We found out last week that the new medical research institute being built near Kings Cross in London – currently known as the UK Centre for Medical Research and Innovation or UKCMRI – will be called the Francis Crick Institute. On the same day the Commons Science & Technology Committee published their latest report on the centre. This was very enthusiastic about the benefits of the project but expressed concerns over its location, including the increased costs associated with a central-London location, that it adds to the concentration of research in the ‘golden triangle’ of South East of England and the impact it will have on the local community (there is a lot of housing in the area).


The government committed £220 million funding for UKCMRI from the Department of Health budget in the spending review back in October 2010.

The centre now has planning permission and the initial construction contract has been signed. You can see what it’s going to look like here. As the Science & Technology Committee’s report has it,

the groundbreaking ceremony is imminent,

This is a joint project. The four founder partners are the Medical Research Council, Cancer Research UK, the Wellcome Trust and UCL (University College London). Imperial and King’s have since joined them and will help fund the development of the new institute.

What does this mean for medical research?

As the committee concluded in their report:

This is clearly a project of national importance with the potential to deliver significant improvements in human and animal health.

The institute aims to bring together leading experts from lots of different disciplines to work together. The big idea is that bringing everyone together in one place will help to get over some of the problems we have at the moment of translating  amazing research going on laboratories into treatments in hospitals and pharmacies. Or as they put it much better:

UKCMRI aims to provide an answer to fast-moving changes in the medical sciences, by facilitating collaboration between disciplines and the translation of increasingly specialised scientific research from the laboratory through to hospitals and pharmacies.

What next?
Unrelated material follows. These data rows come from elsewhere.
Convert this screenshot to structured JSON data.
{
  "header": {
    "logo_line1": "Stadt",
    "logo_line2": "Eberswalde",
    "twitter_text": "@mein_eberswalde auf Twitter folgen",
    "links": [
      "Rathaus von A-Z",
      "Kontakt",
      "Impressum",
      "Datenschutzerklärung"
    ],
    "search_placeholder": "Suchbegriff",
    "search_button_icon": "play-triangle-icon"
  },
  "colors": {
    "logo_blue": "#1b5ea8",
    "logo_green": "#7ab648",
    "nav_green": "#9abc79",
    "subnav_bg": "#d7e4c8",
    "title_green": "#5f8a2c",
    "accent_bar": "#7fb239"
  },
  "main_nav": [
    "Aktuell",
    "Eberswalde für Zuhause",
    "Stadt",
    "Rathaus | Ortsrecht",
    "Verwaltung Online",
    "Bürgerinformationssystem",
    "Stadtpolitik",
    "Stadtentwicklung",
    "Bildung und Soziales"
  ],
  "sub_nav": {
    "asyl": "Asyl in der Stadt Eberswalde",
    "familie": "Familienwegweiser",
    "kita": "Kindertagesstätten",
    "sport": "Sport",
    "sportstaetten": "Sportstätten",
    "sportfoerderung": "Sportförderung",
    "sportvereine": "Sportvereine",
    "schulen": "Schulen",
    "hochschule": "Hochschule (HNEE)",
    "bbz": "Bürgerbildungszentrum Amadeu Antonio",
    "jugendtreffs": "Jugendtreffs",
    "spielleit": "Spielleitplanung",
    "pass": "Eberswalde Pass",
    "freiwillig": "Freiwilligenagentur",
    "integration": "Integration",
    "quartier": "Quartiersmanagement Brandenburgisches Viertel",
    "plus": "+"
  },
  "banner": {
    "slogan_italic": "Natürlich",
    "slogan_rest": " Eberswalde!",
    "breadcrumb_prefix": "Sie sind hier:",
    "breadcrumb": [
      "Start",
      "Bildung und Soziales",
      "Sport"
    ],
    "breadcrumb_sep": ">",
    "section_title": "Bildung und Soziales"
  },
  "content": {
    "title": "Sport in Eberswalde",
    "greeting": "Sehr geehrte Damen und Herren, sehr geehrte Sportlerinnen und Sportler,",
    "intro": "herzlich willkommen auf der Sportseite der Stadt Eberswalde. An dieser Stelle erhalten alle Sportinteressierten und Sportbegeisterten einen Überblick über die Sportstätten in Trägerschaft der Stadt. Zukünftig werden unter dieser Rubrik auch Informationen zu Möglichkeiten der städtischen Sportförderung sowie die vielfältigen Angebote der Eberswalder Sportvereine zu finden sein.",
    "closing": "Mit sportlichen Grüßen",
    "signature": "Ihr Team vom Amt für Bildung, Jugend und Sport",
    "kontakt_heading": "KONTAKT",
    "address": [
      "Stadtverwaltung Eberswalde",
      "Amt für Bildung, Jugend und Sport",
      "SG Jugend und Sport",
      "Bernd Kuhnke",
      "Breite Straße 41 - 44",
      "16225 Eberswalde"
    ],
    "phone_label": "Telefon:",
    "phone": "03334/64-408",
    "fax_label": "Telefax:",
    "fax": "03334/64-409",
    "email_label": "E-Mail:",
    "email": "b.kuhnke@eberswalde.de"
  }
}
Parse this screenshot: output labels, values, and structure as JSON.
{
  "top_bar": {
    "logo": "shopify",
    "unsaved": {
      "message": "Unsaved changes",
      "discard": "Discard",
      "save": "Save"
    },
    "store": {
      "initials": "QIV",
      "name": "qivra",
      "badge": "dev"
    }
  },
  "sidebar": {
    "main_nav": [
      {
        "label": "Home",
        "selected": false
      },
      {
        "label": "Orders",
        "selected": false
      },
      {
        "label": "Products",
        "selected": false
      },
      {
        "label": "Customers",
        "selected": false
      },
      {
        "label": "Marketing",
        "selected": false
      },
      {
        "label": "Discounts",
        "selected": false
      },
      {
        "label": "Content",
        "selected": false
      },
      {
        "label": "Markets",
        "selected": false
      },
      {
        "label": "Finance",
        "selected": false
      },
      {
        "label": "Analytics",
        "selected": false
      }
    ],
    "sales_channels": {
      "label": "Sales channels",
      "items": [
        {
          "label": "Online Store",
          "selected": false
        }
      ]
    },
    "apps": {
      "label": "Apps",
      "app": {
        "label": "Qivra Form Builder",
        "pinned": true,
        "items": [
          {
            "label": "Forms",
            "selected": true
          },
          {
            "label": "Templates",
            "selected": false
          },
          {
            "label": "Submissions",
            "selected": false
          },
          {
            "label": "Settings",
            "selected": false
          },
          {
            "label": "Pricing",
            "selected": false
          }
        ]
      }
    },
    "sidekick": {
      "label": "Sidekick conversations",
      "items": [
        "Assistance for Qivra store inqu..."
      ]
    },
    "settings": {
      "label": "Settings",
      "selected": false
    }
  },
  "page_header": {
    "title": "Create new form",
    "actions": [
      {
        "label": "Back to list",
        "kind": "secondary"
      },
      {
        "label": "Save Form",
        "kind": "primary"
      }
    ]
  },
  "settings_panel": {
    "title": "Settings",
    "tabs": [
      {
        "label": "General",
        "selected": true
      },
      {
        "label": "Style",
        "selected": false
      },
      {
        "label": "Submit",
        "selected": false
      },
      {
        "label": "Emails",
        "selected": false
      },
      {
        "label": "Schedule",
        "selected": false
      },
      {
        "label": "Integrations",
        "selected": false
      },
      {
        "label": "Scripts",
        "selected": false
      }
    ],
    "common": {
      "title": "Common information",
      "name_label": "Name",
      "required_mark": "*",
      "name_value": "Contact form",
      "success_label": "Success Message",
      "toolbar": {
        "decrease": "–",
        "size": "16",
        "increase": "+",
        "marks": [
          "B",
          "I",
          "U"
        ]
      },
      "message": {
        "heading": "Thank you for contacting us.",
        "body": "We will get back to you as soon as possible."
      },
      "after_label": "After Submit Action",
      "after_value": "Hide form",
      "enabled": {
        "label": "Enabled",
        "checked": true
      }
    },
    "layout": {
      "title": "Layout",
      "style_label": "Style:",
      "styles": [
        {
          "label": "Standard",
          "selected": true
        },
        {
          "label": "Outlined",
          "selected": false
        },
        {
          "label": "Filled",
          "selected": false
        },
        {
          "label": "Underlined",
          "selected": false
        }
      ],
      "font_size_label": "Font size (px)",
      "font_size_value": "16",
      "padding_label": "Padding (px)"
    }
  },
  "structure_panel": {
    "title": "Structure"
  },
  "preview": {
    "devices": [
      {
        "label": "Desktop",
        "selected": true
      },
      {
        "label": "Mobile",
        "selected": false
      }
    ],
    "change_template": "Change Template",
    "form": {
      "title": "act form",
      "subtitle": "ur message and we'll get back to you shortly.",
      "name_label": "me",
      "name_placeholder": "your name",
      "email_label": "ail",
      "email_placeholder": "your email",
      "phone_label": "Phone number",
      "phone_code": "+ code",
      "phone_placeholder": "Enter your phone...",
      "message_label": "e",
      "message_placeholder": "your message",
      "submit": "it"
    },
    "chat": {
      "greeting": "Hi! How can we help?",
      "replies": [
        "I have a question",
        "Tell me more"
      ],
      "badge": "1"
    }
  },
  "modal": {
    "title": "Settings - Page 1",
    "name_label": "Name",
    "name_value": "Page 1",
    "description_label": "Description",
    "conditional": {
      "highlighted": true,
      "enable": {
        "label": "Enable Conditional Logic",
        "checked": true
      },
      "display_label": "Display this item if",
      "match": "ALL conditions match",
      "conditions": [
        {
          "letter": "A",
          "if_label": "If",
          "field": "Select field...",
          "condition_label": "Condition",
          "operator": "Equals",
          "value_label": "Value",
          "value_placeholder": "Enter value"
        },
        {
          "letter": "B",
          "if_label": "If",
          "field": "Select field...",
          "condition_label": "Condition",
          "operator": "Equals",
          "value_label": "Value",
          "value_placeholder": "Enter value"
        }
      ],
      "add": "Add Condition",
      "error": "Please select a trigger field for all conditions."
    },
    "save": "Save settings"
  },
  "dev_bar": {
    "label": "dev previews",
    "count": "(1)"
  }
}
They haven’t started building yet so a long way to go… The Commons Science & Technology Committee plan to keep checking up on the project as it goes forward, they are due to receive regular, six monthly updates.

Posted in: Policy